--- WHAT YOU HAVE TO DO ---
The entries that follow must be written out exactly, without any of the pictures they contain.

--- Web page and app entries ---
☆ ☆ ☆ ☆
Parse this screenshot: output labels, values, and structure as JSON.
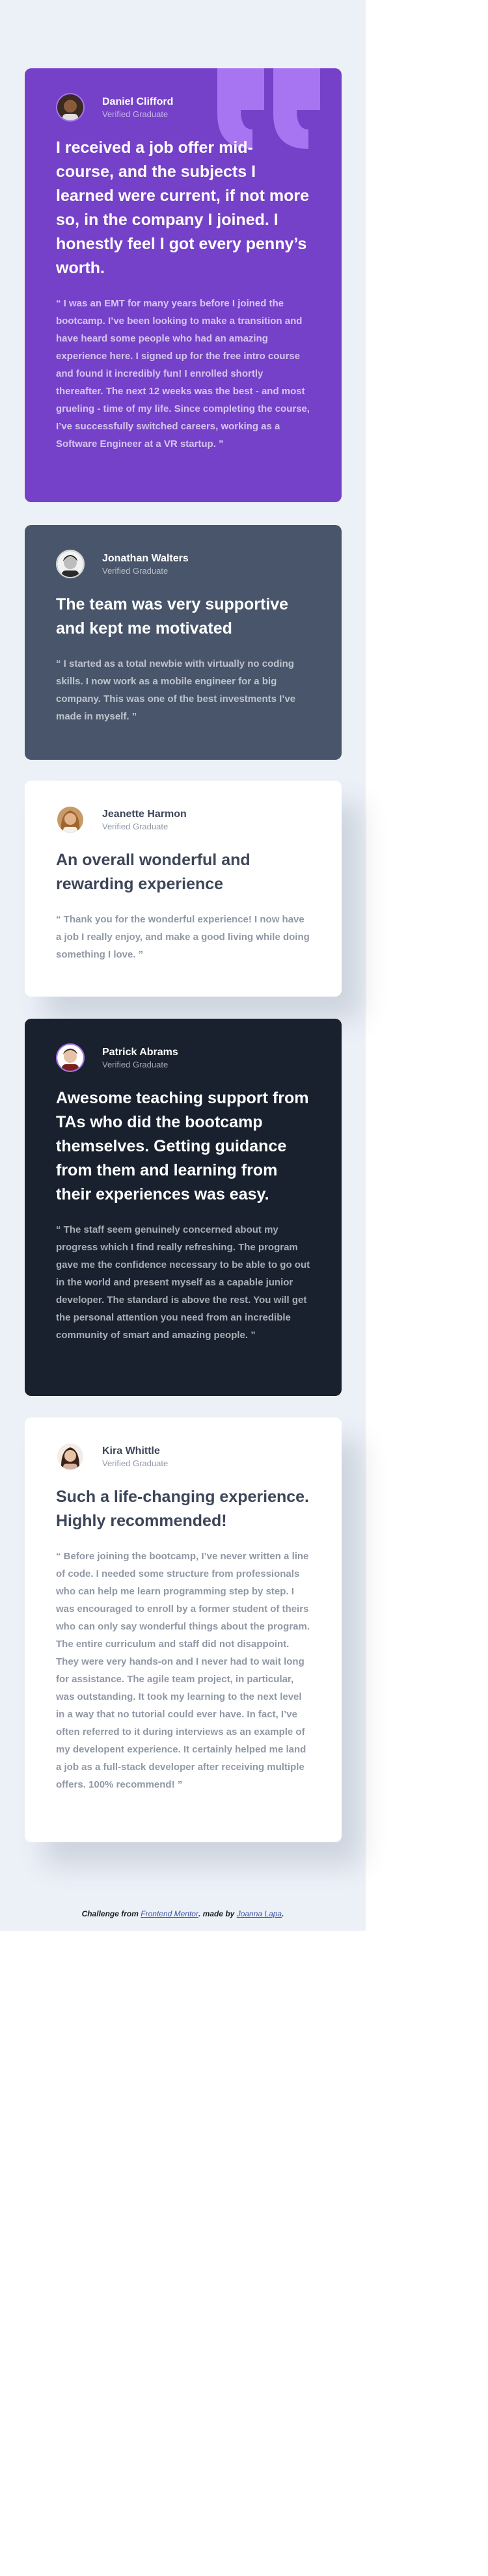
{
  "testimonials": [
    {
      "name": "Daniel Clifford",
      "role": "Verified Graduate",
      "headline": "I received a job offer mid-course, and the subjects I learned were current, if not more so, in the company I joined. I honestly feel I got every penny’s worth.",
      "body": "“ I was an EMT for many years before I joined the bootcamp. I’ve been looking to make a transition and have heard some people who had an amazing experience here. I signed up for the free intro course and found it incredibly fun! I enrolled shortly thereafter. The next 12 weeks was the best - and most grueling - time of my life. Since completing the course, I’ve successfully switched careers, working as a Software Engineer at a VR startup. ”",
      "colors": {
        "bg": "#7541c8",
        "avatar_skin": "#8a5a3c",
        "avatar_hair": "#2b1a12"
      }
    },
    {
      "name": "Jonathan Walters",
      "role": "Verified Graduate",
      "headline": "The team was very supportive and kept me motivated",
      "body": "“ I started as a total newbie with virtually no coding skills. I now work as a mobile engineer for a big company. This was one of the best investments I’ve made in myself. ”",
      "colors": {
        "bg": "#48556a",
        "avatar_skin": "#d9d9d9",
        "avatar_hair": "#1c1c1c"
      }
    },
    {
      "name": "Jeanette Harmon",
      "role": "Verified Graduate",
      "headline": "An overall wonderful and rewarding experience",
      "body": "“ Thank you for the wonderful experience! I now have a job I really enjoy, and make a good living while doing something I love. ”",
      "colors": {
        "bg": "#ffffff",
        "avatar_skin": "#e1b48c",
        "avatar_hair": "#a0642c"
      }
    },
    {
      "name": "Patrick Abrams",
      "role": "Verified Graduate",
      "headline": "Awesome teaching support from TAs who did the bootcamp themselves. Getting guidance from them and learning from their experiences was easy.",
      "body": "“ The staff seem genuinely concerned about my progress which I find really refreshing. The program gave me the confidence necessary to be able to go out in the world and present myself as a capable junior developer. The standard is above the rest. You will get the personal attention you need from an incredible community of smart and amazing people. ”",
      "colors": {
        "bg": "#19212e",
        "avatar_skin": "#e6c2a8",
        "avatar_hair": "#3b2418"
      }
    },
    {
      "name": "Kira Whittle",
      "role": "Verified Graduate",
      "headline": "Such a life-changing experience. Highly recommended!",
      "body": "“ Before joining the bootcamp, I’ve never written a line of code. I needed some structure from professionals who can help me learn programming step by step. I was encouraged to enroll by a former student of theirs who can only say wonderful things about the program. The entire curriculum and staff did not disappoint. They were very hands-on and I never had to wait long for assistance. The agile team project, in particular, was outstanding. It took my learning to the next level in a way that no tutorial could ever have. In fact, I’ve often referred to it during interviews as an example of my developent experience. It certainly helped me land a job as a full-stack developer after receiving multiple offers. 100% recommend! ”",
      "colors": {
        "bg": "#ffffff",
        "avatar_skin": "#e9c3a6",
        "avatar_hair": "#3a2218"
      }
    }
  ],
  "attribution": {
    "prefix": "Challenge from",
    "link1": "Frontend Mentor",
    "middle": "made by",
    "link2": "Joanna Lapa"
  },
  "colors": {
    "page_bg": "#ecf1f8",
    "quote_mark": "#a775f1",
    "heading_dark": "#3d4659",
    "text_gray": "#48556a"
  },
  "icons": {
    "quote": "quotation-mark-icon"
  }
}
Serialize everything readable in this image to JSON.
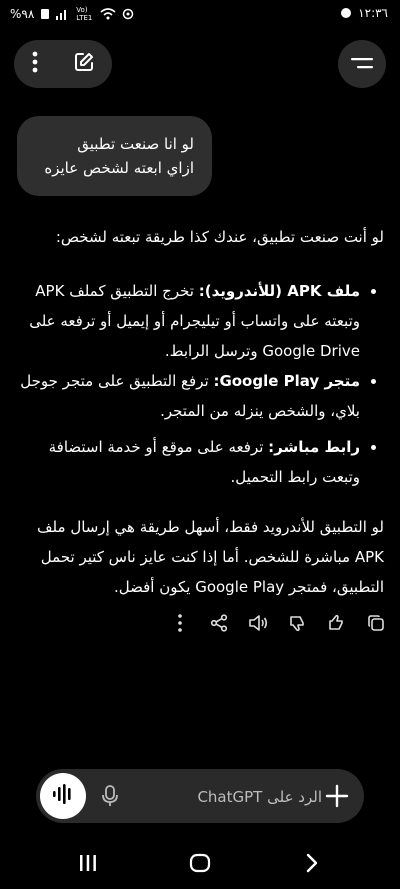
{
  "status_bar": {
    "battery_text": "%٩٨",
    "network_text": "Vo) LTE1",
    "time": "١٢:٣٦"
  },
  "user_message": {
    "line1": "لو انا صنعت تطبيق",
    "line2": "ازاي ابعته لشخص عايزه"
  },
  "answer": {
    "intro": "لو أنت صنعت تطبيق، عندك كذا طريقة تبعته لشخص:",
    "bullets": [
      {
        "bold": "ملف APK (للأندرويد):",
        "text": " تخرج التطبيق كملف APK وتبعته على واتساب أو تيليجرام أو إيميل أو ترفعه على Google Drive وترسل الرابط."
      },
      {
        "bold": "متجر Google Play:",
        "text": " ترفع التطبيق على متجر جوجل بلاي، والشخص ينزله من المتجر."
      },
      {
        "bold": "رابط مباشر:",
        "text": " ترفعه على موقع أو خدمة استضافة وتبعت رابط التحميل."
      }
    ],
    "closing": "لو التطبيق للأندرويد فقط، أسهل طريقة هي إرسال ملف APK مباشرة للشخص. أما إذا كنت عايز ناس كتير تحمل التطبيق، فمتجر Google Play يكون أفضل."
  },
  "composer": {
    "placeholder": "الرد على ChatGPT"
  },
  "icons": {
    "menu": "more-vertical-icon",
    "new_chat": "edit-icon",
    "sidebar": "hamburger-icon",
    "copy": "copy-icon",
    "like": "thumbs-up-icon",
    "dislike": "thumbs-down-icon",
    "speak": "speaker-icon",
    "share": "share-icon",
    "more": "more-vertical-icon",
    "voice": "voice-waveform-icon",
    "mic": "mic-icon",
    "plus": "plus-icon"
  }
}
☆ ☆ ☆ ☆
--- COMPLETED EXERCISE ---
Parse this screenshot: output labels, values, and structure as JSON.
{
  "testimonials": [
    {
      "name": "Daniel Clifford",
      "role": "Verified Graduate",
      "headline": "I received a job offer mid-course, and the subjects I learned were current, if not more so, in the company I joined. I honestly feel I got every penny’s worth.",
      "body": "“ I was an EMT for many years before I joined the bootcamp. I’ve been looking to make a transition and have heard some people who had an amazing experience here. I signed up for the free intro course and found it incredibly fun! I enrolled shortly thereafter. The next 12 weeks was the best - and most grueling - time of my life. Since completing the course, I’ve successfully switched careers, working as a Software Engineer at a VR startup. ”",
      "colors": {
        "bg": "#7541c8",
        "avatar_skin": "#8a5a3c",
        "avatar_hair": "#2b1a12"
      }
    },
    {
      "name": "Jonathan Walters",
      "role": "Verified Graduate",
      "headline": "The team was very supportive and kept me motivated",
      "body": "“ I started as a total newbie with virtually no coding skills. I now work as a mobile engineer for a big company. This was one of the best investments I’ve made in myself. ”",
      "colors": {
        "bg": "#48556a",
        "avatar_skin": "#d9d9d9",
        "avatar_hair": "#1c1c1c"
      }
    },
    {
      "name": "Jeanette Harmon",
      "role": "Verified Graduate",
      "headline": "An overall wonderful and rewarding experience",
      "body": "“ Thank you for the wonderful experience! I now have a job I really enjoy, and make a good living while doing something I love. ”",
      "colors": {
        "bg": "#ffffff",
        "avatar_skin": "#e1b48c",
        "avatar_hair": "#a0642c"
      }
    },
    {
      "name": "Patrick Abrams",
      "role": "Verified Graduate",
      "headline": "Awesome teaching support from TAs who did the bootcamp themselves. Getting guidance from them and learning from their experiences was easy.",
      "body": "“ The staff seem genuinely concerned about my progress which I find really refreshing. The program gave me the confidence necessary to be able to go out in the world and present myself as a capable junior developer. The standard is above the rest. You will get the personal attention you need from an incredible community of smart and amazing people. ”",
      "colors": {
        "bg": "#19212e",
        "avatar_skin": "#e6c2a8",
        "avatar_hair": "#3b2418"
      }
    },
    {
      "name": "Kira Whittle",
      "role": "Verified Graduate",
      "headline": "Such a life-changing experience. Highly recommended!",
      "body": "“ Before joining the bootcamp, I’ve never written a line of code. I needed some structure from professionals who can help me learn programming step by step. I was encouraged to enroll by a former student of theirs who can only say wonderful things about the program. The entire curriculum and staff did not disappoint. They were very hands-on and I never had to wait long for assistance. The agile team project, in particular, was outstanding. It took my learning to the next level in a way that no tutorial could ever have. In fact, I’ve often referred to it during interviews as an example of my developent experience. It certainly helped me land a job as a full-stack developer after receiving multiple offers. 100% recommend! ”",
      "colors": {
        "bg": "#ffffff",
        "avatar_skin": "#e9c3a6",
        "avatar_hair": "#3a2218"
      }
    }
  ],
  "attribution": {
    "prefix": "Challenge from",
    "link1": "Frontend Mentor",
    "middle": "made by",
    "link2": "Joanna Lapa"
  },
  "colors": {
    "page_bg": "#ecf1f8",
    "quote_mark": "#a775f1",
    "heading_dark": "#3d4659",
    "text_gray": "#48556a"
  },
  "icons": {
    "quote": "quotation-mark-icon"
  }
}
Serialize everything readable in this image to JSON.
{
  "status_bar": {
    "battery_text": "%٩٨",
    "network_text": "Vo) LTE1",
    "time": "١٢:٣٦"
  },
  "user_message": {
    "line1": "لو انا صنعت تطبيق",
    "line2": "ازاي ابعته لشخص عايزه"
  },
  "answer": {
    "intro": "لو أنت صنعت تطبيق، عندك كذا طريقة تبعته لشخص:",
    "bullets": [
      {
        "bold": "ملف APK (للأندرويد):",
        "text": " تخرج التطبيق كملف APK وتبعته على واتساب أو تيليجرام أو إيميل أو ترفعه على Google Drive وترسل الرابط."
      },
      {
        "bold": "متجر Google Play:",
        "text": " ترفع التطبيق على متجر جوجل بلاي، والشخص ينزله من المتجر."
      },
      {
        "bold": "رابط مباشر:",
        "text": " ترفعه على موقع أو خدمة استضافة وتبعت رابط التحميل."
      }
    ],
    "closing": "لو التطبيق للأندرويد فقط، أسهل طريقة هي إرسال ملف APK مباشرة للشخص. أما إذا كنت عايز ناس كتير تحمل التطبيق، فمتجر Google Play يكون أفضل."
  },
  "composer": {
    "placeholder": "الرد على ChatGPT"
  },
  "icons": {
    "menu": "more-vertical-icon",
    "new_chat": "edit-icon",
    "sidebar": "hamburger-icon",
    "copy": "copy-icon",
    "like": "thumbs-up-icon",
    "dislike": "thumbs-down-icon",
    "speak": "speaker-icon",
    "share": "share-icon",
    "more": "more-vertical-icon",
    "voice": "voice-waveform-icon",
    "mic": "mic-icon",
    "plus": "plus-icon"
  }
}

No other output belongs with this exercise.